By the end of July, all 20 Shriners Hospitals will bill insurance companies and charge families that can afford it co-payments, ending 89 years of free care, the Minneapolis Star Tribune reported.
Shriners officials said the change is required because donations are flat and because the organization's endowment fund took a major hit during the recession.
Shriners Hospital for Children-Twin Cities, a 40-bed orthopedics hospital in Minneapolis, started billing insurers in April as part of the nationwide rollout.
"We're not a poor organization," said Doug Maxwell, president and chief executive officer of Shriners Hospitals for Children, based in Tampa, Fla. "But if we don't make wise decisions now, we won't last."
Those without insurance will still be covered at no cost. The federal government will also allow the organization to waive co-pays and deductibles for Medicare and Medicaid patients, which comprise about 40 percent of its patient pool, the report said.
Shriners said the billing would cover less than half of the hospitals' operating costs.

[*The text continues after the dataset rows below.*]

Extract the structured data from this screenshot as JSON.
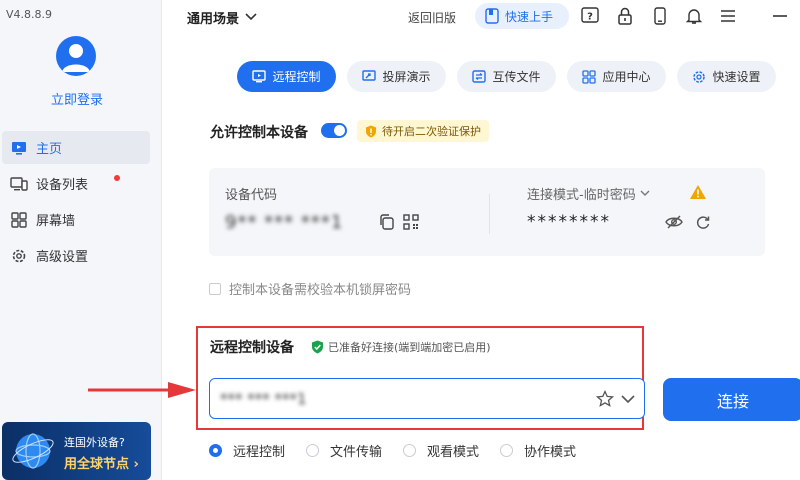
{
  "sidebar": {
    "version": "V4.8.8.9",
    "login": "立即登录",
    "items": [
      {
        "label": "主页",
        "icon": "monitor-icon",
        "active": true
      },
      {
        "label": "设备列表",
        "icon": "devices-icon",
        "badge": true
      },
      {
        "label": "屏幕墙",
        "icon": "grid-icon"
      },
      {
        "label": "高级设置",
        "icon": "gear-icon"
      }
    ],
    "promo": {
      "line1": "连国外设备?",
      "line2": "用全球节点 ›"
    }
  },
  "topbar": {
    "scene": "通用场景",
    "old_version": "返回旧版",
    "quick_start": "快速上手",
    "icons": [
      "help-icon",
      "lock-icon",
      "phone-icon",
      "bell-icon",
      "menu-icon",
      "minimize-icon"
    ]
  },
  "tabs": [
    {
      "label": "远程控制",
      "icon": "remote-icon",
      "active": true
    },
    {
      "label": "投屏演示",
      "icon": "cast-icon"
    },
    {
      "label": "互传文件",
      "icon": "file-transfer-icon"
    },
    {
      "label": "应用中心",
      "icon": "apps-icon"
    },
    {
      "label": "快速设置",
      "icon": "gear-icon"
    }
  ],
  "allow": {
    "title": "允许控制本设备",
    "toggle_on": true,
    "badge": "待开启二次验证保护"
  },
  "device": {
    "code_label": "设备代码",
    "code_value": "9** *** ***1",
    "mode_label": "连接模式-临时密码",
    "password": "********"
  },
  "lock_option": "控制本设备需校验本机锁屏密码",
  "remote": {
    "title": "远程控制设备",
    "status": "已准备好连接(端到端加密已启用)",
    "input_value": "*** *** ***1",
    "connect": "连接"
  },
  "modes": [
    {
      "label": "远程控制",
      "checked": true
    },
    {
      "label": "文件传输",
      "checked": false
    },
    {
      "label": "观看模式",
      "checked": false
    },
    {
      "label": "协作模式",
      "checked": false
    }
  ],
  "colors": {
    "accent": "#1f6fef",
    "highlight": "#e5383b",
    "warning": "#f0a500"
  }
}
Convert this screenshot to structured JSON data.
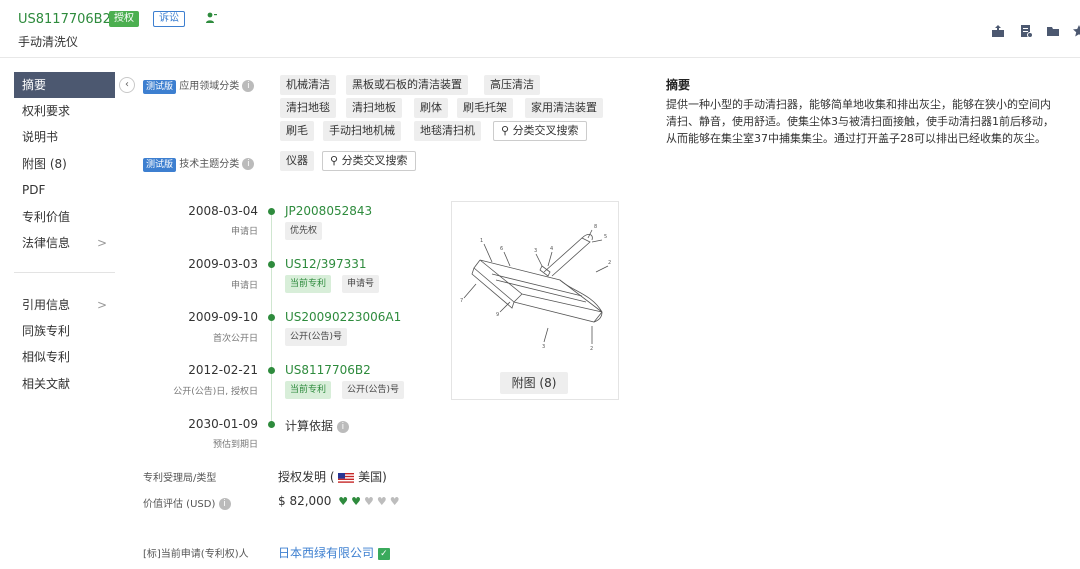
{
  "header": {
    "patent_number": "US8117706B2",
    "status_badge": "授权",
    "litigation_badge": "诉讼",
    "title": "手动清洗仪",
    "icons": [
      "person-icon",
      "share-icon",
      "report-icon",
      "folder-icon",
      "star-icon"
    ]
  },
  "sidebar": {
    "items": [
      {
        "label": "摘要",
        "active": true
      },
      {
        "label": "权利要求"
      },
      {
        "label": "说明书"
      },
      {
        "label": "附图 (8)"
      },
      {
        "label": "PDF"
      },
      {
        "label": "专利价值"
      },
      {
        "label": "法律信息",
        "chevron": ">"
      }
    ],
    "items2": [
      {
        "label": "引用信息",
        "chevron": ">"
      },
      {
        "label": "同族专利"
      },
      {
        "label": "相似专利"
      },
      {
        "label": "相关文献"
      }
    ],
    "collapse_icon": "‹"
  },
  "classification": {
    "beta_label": "测试版",
    "app_field_label": "应用领域分类",
    "app_field_tags": [
      "机械清洁",
      "黑板或石板的清洁装置",
      "高压清洁",
      "清扫地毯",
      "清扫地板",
      "刷体",
      "刷毛托架",
      "家用清洁装置",
      "刷毛",
      "手动扫地机械",
      "地毯清扫机"
    ],
    "tech_label": "技术主题分类",
    "tech_tags": [
      "仪器"
    ],
    "cross_search": "分类交叉搜索"
  },
  "timeline": [
    {
      "date": "2008-03-04",
      "sub": "申请日",
      "number": "JP2008052843",
      "chips": [
        {
          "text": "优先权",
          "style": "gray"
        }
      ]
    },
    {
      "date": "2009-03-03",
      "sub": "申请日",
      "number": "US12/397331",
      "chips": [
        {
          "text": "当前专利",
          "style": "green"
        },
        {
          "text": "申请号",
          "style": "gray"
        }
      ]
    },
    {
      "date": "2009-09-10",
      "sub": "首次公开日",
      "number": "US20090223006A1",
      "chips": [
        {
          "text": "公开(公告)号",
          "style": "gray"
        }
      ]
    },
    {
      "date": "2012-02-21",
      "sub": "公开(公告)日, 授权日",
      "number": "US8117706B2",
      "chips": [
        {
          "text": "当前专利",
          "style": "green"
        },
        {
          "text": "公开(公告)号",
          "style": "gray"
        }
      ]
    },
    {
      "date": "2030-01-09",
      "sub": "预估到期日",
      "text": "计算依据"
    }
  ],
  "figure": {
    "caption": "附图 (8)"
  },
  "details": {
    "office_label": "专利受理局/类型",
    "office_value": "授权发明 (",
    "office_country": "美国)",
    "value_label": "价值评估 (USD)",
    "value_amount": "$ 82,000",
    "value_rating": 2,
    "value_max": 5,
    "applicant_label": "[标]当前申请(专利权)人",
    "applicant_value": "日本西绿有限公司"
  },
  "abstract": {
    "title": "摘要",
    "lines": [
      "提供一种小型的手动清扫器，能够简单地收集和排出灰尘，能够在狭小的空间内",
      "清扫、静音，使用舒适。使集尘体3与被清扫面接触，使手动清扫器1前后移动，",
      "从而能够在集尘室37中捕集集尘。通过打开盖子28可以排出已经收集的灰尘。"
    ]
  },
  "colors": {
    "brand_green": "#2e8b3d",
    "nav_active": "#4c5870",
    "link_blue": "#3d7fd0"
  }
}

"Insurance payments are not going to replace those funding sources," Lobeck said. "But they do enable us to reach out to more kids, offer more services and continue to have specialized programs that aren't always funded by health plans and traditional medicine."